In most of the yoga classes, we begin with the Tadasana Pose. You might think that you just stand on your two feet and your arms are relaxed. Well, they are not!
Tadasana, the mountain pose, is one of the hardest asanas that you actively use every one of your muscles in your body.
First Things First: Strong Rooting
You are not just standing on your two feet, you are actually rooting to your mat with your two feet. There is an active usage of your big toe and little toe in order to stand stable on your mat. The pressure on your both toes should be equal.
Make sure the weight is evenly distributed between the inner and outer edges of both feet as well as front and rear.
You also actively use your patellas (kneecaps) to have a proper posture in Tadasana Pose. By keeping your patellas active, you also strengthen your hamstrings.
By taking consciousness into the pelvis, lift a little into the pelvis base, pull into the bottom of the mouth and drop your tailbone downwards, so it rolls a little forward towards your pubis.
Are we done for Tadasana Pose? Of course not! We just fixed the lower side of the body.
Second: Strengthen Upper Body
Lift and extend your body through your torso, spine, chest, and crown of your head. Lifting your spine towards the ceiling is important. We call this axial extension in the spine.
Roll your shoulders back, raise your sternum and put your hands together. Take a deep breath, fill the lungs.
Extend your neck. Your ears, shoulders, hips, and ankles should all be in one line.
This is the Tadasana Pose. When you actively in mountain pose, you should start to sweat.
Are you Truly in Tadasana Pose? How to Check it?
If you are truly in Tadasana Pose, you should not lose your balance if someone tries to push you. Your grounding should be strong enough and your upper body should be active. This will keep you in balance.
Here are the check points to modify someone’s Tadasana:
- Walk around the living room and see your students individually from the front, from at least one side and from the back.

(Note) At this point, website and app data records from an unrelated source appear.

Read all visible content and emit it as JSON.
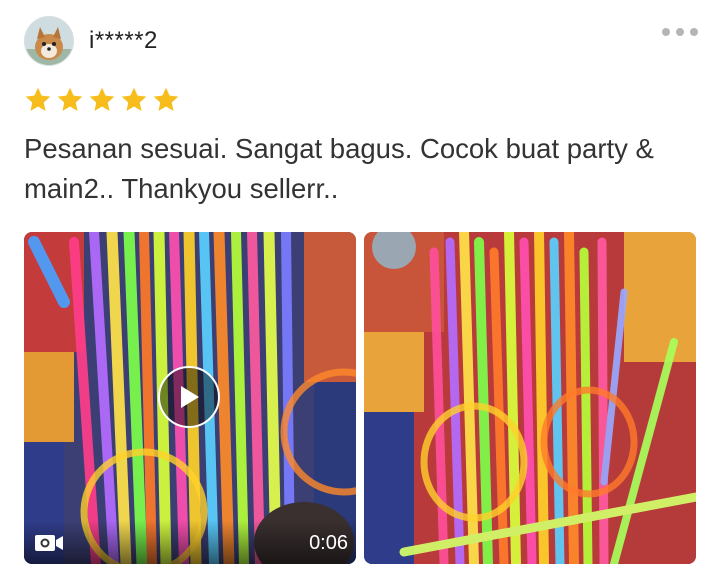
{
  "reviewer": {
    "username": "i*****2",
    "avatar": "avatar-dog-photo"
  },
  "rating": {
    "value": 5,
    "max": 5,
    "star_color": "#f6bd1c"
  },
  "review_text": "Pesanan sesuai. Sangat bagus. Cocok buat party & main2.. Thankyou sellerr..",
  "menu": {
    "icon": "more-dots-icon"
  },
  "media": {
    "video": {
      "duration": "0:06",
      "play_icon": "play-icon",
      "type_icon": "video-camera-icon"
    },
    "photo": {
      "type": "image"
    }
  }
}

- Start first at the bottom first. In standing asanas, the base is the feet. Tension and displacement in the spine is often the result of improper distribution of weight on the feet.
- Try to lift the big toe up. If your student’s grounding is strong, you would not able to lift it up.
- Slowly touch the hamstrings to check if they are active.
- Control the pelvic tilt.
- Make sure the spine is lengthen through the ceiling.
- Check if the shoulders were rounded through the back.
- The chest should be parallel to the floor.
- The eyes should focus gaze on a fixed object straight ahead. This is the Dhrishti point.
Now, are you ready to try true Tadasana Pose? You will start sweating this time!
If you wonder other standing yoga poses, check this article.